Translation:If you want, there is even room for a guest.
I imagine it as "wanting, there is even room for a guest". This doesn't translate perfectly, but you can think of "wanting" as short for "if you are wanting" i.e. "if you want".
If you want there is even place for a guest is not English. Don't know what language that might be- Martian?
Introducing a sentence with a gerund this way is a remnant of the Latin "ablative absolute," a construction which is highly flexible. It's often best rendered into English with a temporal or other clause. It would be really hard to cover every possible variant.
I don't see why that is not as good as the DL translation with "If YOU" - here's hoping that someone from DL will pass this way eventually.
As others have said, volendo generally means "if X wants" where X will be clear from context.

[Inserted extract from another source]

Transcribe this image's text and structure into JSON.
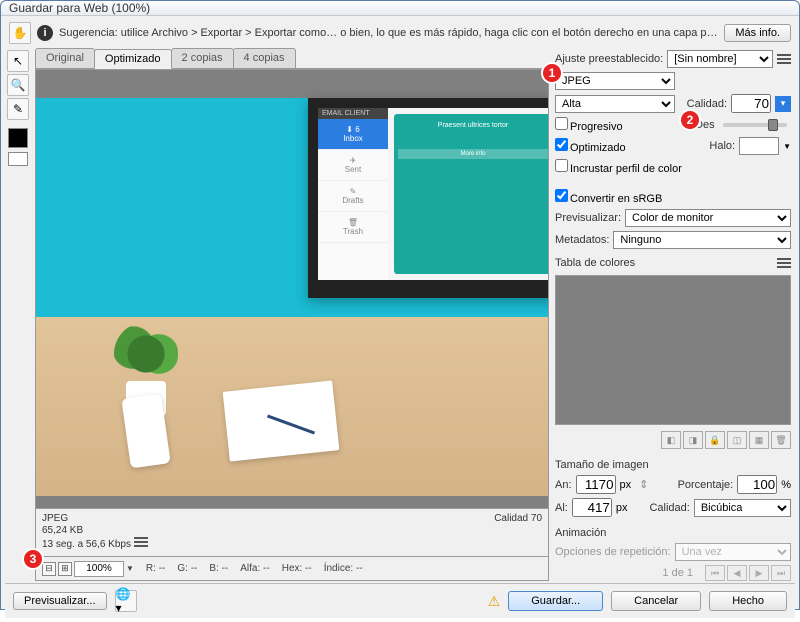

I'm puzzled that il posto can mean "room". Wordreference shows posto alone with that meaning, it seem to me that this really needs to be "a place" or "a room."
Reported 2014-07-11 17:50 UTC
But there is no context. So like others I don't see why it could not be, if THEY want or whatever.
Agreed. "If they want, there's also the guest room" seems a fine translation to me.
Why "guest room"? One one could argue that "posto" in this case could be a place at a table.
"There is even room for a guest" - that part I can understand. It's how you would render "volendo" into decent English that I have trouble with. But will DL please note that "If needed to" is utter rubbish! Reported 28.2.15
Does "c'e`anche" always mean "there is even" - can it not also mean "there is also"?
"if one wants" is an equivalent translation that keeps the impessoal character of "vogliendo". But my guess is that a native speaker would say something like "with good will", a better translation.